§ Task goal:
In the entries that follow, which lines hold the string "What"? List them.

§ Data listing:

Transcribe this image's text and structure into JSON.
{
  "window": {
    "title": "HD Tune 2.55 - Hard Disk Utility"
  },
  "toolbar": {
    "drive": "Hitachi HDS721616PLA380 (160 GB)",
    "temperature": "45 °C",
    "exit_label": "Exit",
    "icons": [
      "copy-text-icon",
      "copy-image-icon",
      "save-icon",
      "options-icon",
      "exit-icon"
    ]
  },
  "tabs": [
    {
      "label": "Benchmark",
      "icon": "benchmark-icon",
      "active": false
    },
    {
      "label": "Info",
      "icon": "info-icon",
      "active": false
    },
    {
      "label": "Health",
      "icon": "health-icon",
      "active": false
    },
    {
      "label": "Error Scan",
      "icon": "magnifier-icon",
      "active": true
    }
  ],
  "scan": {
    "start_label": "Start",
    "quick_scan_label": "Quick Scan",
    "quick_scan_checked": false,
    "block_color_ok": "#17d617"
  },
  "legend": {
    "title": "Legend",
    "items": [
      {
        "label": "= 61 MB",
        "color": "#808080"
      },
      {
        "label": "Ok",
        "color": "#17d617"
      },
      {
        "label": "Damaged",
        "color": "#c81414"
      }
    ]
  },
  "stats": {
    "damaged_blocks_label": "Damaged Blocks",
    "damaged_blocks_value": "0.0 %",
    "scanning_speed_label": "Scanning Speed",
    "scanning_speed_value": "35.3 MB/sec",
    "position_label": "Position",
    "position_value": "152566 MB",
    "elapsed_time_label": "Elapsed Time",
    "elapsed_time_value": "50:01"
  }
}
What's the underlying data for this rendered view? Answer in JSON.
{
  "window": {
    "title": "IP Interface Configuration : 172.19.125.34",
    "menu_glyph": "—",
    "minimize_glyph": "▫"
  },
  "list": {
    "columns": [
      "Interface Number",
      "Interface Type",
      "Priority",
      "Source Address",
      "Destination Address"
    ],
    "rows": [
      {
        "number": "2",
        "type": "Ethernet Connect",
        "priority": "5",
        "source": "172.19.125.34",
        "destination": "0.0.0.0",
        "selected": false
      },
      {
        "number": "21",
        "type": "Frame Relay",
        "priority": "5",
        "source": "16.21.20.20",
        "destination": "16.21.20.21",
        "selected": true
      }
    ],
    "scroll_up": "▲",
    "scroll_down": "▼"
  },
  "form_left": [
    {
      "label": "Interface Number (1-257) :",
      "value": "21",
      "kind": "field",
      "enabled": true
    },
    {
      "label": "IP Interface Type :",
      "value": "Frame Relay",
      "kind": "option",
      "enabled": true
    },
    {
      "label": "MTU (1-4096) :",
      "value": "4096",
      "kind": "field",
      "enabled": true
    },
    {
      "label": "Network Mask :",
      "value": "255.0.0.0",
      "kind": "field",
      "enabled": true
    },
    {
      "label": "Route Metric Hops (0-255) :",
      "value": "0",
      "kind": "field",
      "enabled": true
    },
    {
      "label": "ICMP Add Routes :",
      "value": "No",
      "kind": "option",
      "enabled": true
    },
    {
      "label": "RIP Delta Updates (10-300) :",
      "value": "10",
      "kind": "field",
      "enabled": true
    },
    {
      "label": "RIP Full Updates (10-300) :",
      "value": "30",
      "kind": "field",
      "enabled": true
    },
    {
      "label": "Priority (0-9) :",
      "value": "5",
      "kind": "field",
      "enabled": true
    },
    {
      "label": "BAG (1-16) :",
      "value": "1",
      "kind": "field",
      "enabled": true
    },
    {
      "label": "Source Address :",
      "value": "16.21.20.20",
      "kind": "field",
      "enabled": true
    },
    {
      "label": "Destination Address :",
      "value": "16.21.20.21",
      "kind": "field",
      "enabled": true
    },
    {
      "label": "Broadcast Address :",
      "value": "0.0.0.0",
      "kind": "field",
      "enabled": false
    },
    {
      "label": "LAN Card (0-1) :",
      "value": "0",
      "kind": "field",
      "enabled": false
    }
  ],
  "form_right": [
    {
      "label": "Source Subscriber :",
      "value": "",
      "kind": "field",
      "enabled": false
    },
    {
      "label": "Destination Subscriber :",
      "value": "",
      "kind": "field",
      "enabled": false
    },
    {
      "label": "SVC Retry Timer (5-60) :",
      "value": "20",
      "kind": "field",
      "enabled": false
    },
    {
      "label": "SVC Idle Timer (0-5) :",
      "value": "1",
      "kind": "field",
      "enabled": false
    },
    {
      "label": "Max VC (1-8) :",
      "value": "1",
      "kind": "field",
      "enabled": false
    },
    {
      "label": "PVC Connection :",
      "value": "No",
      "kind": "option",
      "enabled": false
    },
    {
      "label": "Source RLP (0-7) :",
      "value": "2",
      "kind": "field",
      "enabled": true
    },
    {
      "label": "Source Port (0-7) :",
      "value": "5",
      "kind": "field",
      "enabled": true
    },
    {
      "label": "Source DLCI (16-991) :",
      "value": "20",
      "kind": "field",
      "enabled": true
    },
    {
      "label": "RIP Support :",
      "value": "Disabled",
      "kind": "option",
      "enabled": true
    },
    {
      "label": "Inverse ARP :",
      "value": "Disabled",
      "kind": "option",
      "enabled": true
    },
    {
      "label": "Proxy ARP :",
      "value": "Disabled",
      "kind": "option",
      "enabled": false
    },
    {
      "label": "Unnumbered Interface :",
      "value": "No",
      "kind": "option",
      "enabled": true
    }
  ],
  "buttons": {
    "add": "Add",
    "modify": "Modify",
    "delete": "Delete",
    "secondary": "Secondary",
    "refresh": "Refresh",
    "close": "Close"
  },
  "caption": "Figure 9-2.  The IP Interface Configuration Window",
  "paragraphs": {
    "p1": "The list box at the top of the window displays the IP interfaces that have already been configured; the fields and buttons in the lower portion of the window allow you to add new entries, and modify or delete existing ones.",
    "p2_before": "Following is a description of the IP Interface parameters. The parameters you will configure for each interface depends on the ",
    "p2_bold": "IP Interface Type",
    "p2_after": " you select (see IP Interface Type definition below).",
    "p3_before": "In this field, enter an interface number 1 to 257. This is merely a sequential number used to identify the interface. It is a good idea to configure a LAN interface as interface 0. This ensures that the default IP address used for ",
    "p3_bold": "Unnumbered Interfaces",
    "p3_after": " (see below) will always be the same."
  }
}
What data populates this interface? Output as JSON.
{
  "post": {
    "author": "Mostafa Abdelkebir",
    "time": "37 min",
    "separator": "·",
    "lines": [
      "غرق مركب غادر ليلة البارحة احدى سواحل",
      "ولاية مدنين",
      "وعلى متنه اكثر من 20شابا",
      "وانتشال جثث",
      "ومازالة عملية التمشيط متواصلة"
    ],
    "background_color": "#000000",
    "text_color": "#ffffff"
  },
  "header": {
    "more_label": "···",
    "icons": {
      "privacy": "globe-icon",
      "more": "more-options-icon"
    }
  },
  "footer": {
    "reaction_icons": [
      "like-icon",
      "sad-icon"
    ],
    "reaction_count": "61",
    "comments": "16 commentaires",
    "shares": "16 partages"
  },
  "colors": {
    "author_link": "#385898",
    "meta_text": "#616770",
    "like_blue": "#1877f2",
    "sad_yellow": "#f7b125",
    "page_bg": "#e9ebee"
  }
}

§ Expected output:
What's the underlying data for this rendered view? Answer in JSON.
What data populates this interface? Output as JSON.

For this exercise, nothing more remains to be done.